[Opening Data for review section]

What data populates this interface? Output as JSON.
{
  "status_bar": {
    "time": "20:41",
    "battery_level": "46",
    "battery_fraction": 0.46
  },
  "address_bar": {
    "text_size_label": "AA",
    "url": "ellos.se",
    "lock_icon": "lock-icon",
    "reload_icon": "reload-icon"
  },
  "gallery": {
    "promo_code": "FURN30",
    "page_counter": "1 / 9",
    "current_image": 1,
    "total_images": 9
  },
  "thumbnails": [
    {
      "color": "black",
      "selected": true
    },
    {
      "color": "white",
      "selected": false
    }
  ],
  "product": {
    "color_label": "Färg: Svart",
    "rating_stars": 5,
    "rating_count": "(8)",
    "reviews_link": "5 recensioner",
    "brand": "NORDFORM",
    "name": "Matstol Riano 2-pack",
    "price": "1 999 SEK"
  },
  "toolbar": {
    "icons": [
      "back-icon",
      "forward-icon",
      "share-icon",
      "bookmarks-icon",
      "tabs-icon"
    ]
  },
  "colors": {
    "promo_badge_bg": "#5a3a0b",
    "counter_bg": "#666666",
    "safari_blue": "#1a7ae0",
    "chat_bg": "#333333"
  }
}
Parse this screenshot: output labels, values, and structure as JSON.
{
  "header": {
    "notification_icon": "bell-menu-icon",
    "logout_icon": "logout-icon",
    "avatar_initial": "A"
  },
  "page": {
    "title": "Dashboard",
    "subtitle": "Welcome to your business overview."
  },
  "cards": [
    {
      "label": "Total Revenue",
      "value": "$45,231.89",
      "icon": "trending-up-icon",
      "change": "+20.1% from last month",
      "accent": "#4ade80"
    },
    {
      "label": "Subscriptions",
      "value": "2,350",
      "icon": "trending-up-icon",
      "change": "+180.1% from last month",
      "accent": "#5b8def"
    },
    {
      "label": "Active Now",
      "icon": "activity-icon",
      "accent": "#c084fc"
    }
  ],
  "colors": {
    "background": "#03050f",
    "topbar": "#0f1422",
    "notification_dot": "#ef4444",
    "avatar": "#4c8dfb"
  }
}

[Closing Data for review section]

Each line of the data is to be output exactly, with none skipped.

What data populates this interface? Output as JSON.
{
  "status_bar": {
    "time": "20:41",
    "battery_level": "46",
    "battery_fraction": 0.46
  },
  "address_bar": {
    "text_size_label": "AA",
    "url": "ellos.se",
    "lock_icon": "lock-icon",
    "reload_icon": "reload-icon"
  },
  "gallery": {
    "promo_code": "FURN30",
    "page_counter": "1 / 9",
    "current_image": 1,
    "total_images": 9
  },
  "thumbnails": [
    {
      "color": "black",
      "selected": true
    },
    {
      "color": "white",
      "selected": false
    }
  ],
  "product": {
    "color_label": "Färg: Svart",
    "rating_stars": 5,
    "rating_count": "(8)",
    "reviews_link": "5 recensioner",
    "brand": "NORDFORM",
    "name": "Matstol Riano 2-pack",
    "price": "1 999 SEK"
  },
  "toolbar": {
    "icons": [
      "back-icon",
      "forward-icon",
      "share-icon",
      "bookmarks-icon",
      "tabs-icon"
    ]
  },
  "colors": {
    "promo_badge_bg": "#5a3a0b",
    "counter_bg": "#666666",
    "safari_blue": "#1a7ae0",
    "chat_bg": "#333333"
  }
}
Parse this screenshot: output labels, values, and structure as JSON.
{
  "header": {
    "notification_icon": "bell-menu-icon",
    "logout_icon": "logout-icon",
    "avatar_initial": "A"
  },
  "page": {
    "title": "Dashboard",
    "subtitle": "Welcome to your business overview."
  },
  "cards": [
    {
      "label": "Total Revenue",
      "value": "$45,231.89",
      "icon": "trending-up-icon",
      "change": "+20.1% from last month",
      "accent": "#4ade80"
    },
    {
      "label": "Subscriptions",
      "value": "2,350",
      "icon": "trending-up-icon",
      "change": "+180.1% from last month",
      "accent": "#5b8def"
    },
    {
      "label": "Active Now",
      "icon": "activity-icon",
      "accent": "#c084fc"
    }
  ],
  "colors": {
    "background": "#03050f",
    "topbar": "#0f1422",
    "notification_dot": "#ef4444",
    "avatar": "#4c8dfb"
  }
}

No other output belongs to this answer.